DOUBT


            "Blessed are those who don't see, and yet believe." John 20:2
      

I.     

     

This is no walk of faith. Any surety
of step gives him pause. He is now

 

a silver man with silver hair,
sporting a gently-used navy blue suit,

 

swinging a cane. An even-blue rhythm.
A metronome, a downbeat, a cowbell. On the

 

one, he eases a heel forward, each step a rebellion.
Slide guitar, a bare ankle above a spectator

 

prefigures an intersection. Cars, lights, rain.
We all have our own wounds to wade.

 

Wind the string. Find the chord.
Pluck the tune. There is a steadiness

 

about him. Carmine and ochre thoughts
toppling the last meters of afternoon light.

 

II.    

       

He blinks his outrage at remembering
what is no longer there. The bluish-white

 

beadboards of the rented room, nicked and bruised,
Each slat a spear. Isolation, solace, doubt.

 

Godhead of memory. He tastes
the darkness of winter breaking.

 

III.

 

The past. Apocrypha. A Virginian
field all aglow. The orange haze

 

of harvest. A moon-basked heifer,
a country girl of no consequence.

 

But it was the smell of mown grass,
not the woman.

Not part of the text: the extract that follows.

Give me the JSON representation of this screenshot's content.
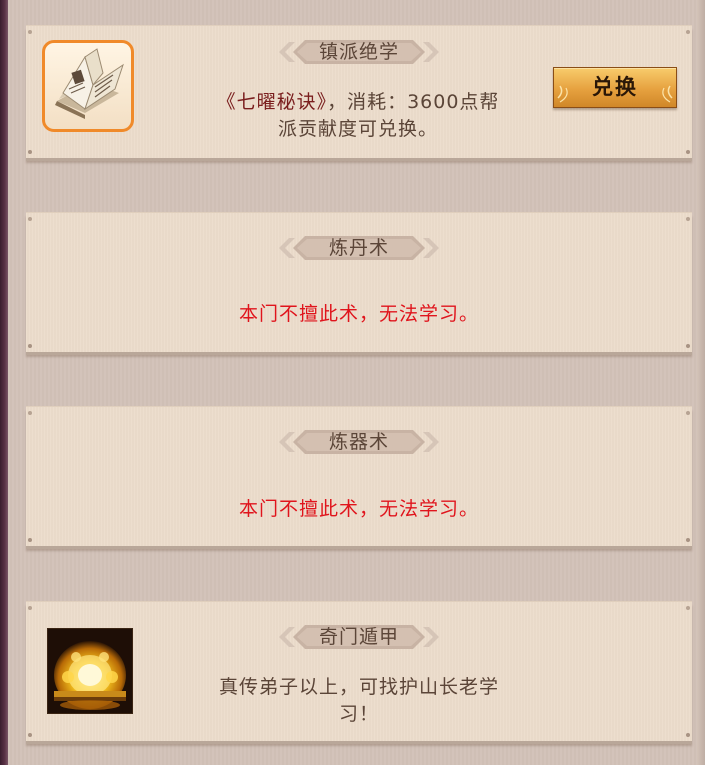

The moon burned his skin

 

as he traced her dark areolas, the sky
reminding him of the itch

 

the puritan seed in him said
never to scratch, and yet

 

he followed her, so she would not
have to go alone.

 

And walking that faraway mountain
road, like a conversation that thins out

 

into silence, he searched amongst
the colored gravestones. So many ways of being

 

he could not fathom. He could not imagine
believing in what he could not touch. Her body

 

above his. And for that one moment
the world actually made sense.

 

The angry houselights blinded all reason. Such desperate
faith obscured by felled trees. Lying there, they flickered

 

their resentment at not being stars. A missionary, a native.
Each possessing their own kind of faith.